“Listen to your heart.” This timeless phrase could also read “ take care of your heart, so you will be able to hear.” There is a distinct connection between your ability to hear and your cardiovascular health. Be aware that every step you take for heart wellness also benefits your hearing health. Good cardiovascular health benefits your entire body including your ears so take excellent care of your heart, and your ears will benefit.
The Heart/Hearing Connection
A healthy cardiovascular system enables the heart, arteries, and veins to provide adequate blood flow throughout the body. When the blood vessels of the ears receive an inadequate amount of blood flow, hearing loss results. The auditory system is particularly sensitive to small changes in blood circulation. Researchers reviewing decades of studies are seeing a direct correlation between the auditory and cardiovascular systems.
The heart and cardiovascular system have the tremendous responsibility of providing oxygen and nutrients to the body including the inner ear. The fragile auditory nerve which sends sound signals to the brain for processing is highly sensitive to small fluctuations in this blood supply. The sensitivity to blood flow is so high that cardiovascular abnormalities could be noted here before other less sensitive areas of the body. Unlike other areas of the body, the inner ear does not have multiple connections for blood supply. The oxygen-rich blood supply, delivered via a single small artery, must supply the entire inner ear. Blood flows to the base where the high-pitch region resides and then to the apex where the low-pitched receptors are. Because of this anatomical arrangement, low-frequency sounds are the first to be affected by hearing dysfunction.
What you can do
16 Million Americans are estimated to have Coronary Artery Disease (CAD) according to the American Heart Association making it the number one killer of both men and women in the United States. Common risk factors for CAD include:
Of course, some risk factors such as diabetes and hypertension are genetic. We can, however, choose to eat healthy meals, exercise, and avoid tobacco products. The Mayo Clinic provides a simple heart-healthy diet which is low in salt and fat to get you started. Get your hearing checked regularly as a reduction in hearing ability may be a sign of cardiovascular dysfunction.

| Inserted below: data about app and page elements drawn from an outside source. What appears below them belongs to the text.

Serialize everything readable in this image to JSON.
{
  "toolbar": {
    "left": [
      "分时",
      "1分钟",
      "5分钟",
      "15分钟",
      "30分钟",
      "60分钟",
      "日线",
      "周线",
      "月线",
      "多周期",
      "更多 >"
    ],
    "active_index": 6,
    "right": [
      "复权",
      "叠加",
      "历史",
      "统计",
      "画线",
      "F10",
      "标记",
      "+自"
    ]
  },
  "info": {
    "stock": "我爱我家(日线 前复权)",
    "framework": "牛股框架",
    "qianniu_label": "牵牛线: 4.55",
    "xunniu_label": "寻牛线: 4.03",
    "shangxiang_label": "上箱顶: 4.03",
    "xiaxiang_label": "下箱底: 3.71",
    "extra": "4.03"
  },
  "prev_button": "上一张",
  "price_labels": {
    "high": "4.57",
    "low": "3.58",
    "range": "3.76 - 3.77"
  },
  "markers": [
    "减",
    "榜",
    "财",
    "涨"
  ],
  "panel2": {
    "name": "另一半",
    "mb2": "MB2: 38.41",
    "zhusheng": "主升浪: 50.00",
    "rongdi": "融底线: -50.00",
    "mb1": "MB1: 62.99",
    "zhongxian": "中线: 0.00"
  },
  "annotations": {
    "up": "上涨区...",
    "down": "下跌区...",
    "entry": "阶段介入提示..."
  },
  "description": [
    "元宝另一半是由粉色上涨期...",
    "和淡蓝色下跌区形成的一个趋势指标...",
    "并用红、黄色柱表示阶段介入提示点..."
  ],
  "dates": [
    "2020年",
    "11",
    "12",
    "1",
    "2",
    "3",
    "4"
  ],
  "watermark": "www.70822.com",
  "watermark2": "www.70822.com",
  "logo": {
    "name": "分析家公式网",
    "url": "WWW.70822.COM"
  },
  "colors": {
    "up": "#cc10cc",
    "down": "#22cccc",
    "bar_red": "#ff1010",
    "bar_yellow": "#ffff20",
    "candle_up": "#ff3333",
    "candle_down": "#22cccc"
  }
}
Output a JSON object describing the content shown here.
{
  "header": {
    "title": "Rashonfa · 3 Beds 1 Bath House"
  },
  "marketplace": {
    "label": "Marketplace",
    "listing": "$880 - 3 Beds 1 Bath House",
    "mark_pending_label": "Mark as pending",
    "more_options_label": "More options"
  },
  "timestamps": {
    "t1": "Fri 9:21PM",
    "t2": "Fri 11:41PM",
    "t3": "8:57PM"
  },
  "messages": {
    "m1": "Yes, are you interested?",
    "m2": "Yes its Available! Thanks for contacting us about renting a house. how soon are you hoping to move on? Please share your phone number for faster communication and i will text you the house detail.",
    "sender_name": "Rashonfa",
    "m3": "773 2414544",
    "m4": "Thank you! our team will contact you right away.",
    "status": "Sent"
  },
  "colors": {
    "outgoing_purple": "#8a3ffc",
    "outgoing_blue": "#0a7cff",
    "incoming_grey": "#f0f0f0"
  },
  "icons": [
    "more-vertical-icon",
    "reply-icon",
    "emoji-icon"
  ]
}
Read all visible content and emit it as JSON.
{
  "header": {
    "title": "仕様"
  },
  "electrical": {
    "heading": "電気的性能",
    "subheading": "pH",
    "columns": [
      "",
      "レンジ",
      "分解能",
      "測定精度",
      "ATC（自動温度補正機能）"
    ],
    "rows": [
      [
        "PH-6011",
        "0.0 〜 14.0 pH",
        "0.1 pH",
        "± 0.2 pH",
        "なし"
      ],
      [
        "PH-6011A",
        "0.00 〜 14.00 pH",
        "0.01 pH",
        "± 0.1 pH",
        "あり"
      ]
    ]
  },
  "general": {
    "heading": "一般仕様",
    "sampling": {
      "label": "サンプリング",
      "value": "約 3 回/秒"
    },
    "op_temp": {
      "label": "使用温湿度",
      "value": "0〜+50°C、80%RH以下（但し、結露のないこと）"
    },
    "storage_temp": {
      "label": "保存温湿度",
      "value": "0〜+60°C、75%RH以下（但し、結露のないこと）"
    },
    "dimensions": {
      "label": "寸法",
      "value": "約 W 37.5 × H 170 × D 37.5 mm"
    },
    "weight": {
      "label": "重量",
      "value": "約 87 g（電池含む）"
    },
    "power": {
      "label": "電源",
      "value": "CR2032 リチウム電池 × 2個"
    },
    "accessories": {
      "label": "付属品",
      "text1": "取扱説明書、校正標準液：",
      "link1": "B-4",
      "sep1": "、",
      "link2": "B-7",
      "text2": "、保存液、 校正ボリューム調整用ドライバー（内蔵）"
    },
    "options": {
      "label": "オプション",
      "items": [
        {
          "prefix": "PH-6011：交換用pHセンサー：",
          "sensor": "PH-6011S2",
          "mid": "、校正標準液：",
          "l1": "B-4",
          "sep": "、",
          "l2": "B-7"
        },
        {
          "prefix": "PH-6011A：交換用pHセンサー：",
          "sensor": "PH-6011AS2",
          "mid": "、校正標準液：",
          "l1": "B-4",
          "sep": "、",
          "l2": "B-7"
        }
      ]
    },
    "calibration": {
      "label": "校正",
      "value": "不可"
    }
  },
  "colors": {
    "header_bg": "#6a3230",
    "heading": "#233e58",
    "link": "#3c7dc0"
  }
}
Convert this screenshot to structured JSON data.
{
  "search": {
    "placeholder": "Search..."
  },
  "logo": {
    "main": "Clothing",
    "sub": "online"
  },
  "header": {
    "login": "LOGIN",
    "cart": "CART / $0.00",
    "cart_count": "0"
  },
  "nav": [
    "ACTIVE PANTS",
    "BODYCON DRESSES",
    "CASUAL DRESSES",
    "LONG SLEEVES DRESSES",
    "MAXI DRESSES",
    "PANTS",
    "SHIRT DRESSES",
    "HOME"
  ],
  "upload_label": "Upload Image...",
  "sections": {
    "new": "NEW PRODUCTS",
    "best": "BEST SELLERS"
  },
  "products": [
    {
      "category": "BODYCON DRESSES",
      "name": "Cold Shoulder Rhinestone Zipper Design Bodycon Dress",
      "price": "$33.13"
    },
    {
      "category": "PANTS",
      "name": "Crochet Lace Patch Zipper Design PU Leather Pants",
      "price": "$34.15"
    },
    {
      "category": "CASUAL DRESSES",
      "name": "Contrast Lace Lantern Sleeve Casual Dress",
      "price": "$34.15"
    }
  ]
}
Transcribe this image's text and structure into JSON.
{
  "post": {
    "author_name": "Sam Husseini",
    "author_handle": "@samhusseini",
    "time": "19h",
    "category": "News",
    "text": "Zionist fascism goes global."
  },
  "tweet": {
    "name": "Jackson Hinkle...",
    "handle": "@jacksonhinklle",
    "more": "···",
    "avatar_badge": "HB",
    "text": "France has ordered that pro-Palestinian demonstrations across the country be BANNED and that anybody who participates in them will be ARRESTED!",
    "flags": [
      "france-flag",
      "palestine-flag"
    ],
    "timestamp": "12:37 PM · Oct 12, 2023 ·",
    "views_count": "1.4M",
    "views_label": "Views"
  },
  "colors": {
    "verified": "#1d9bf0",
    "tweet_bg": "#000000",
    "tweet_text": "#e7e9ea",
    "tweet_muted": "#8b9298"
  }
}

As researchers continue to link heart health with hearing loss, it is now more important than ever to have your hearing checked by a qualified audiologist. A hearing evaluation will not only determine a hearing impairment, but it can also help find the best treatment. Good cardiovascular health has a positive impact on your entire body. It is therefore essential to eat healthy, exercise, and have regular physical exams. Remember that your ears and heart have a close relationship with each other, and by neglecting one, you will directly impact the other.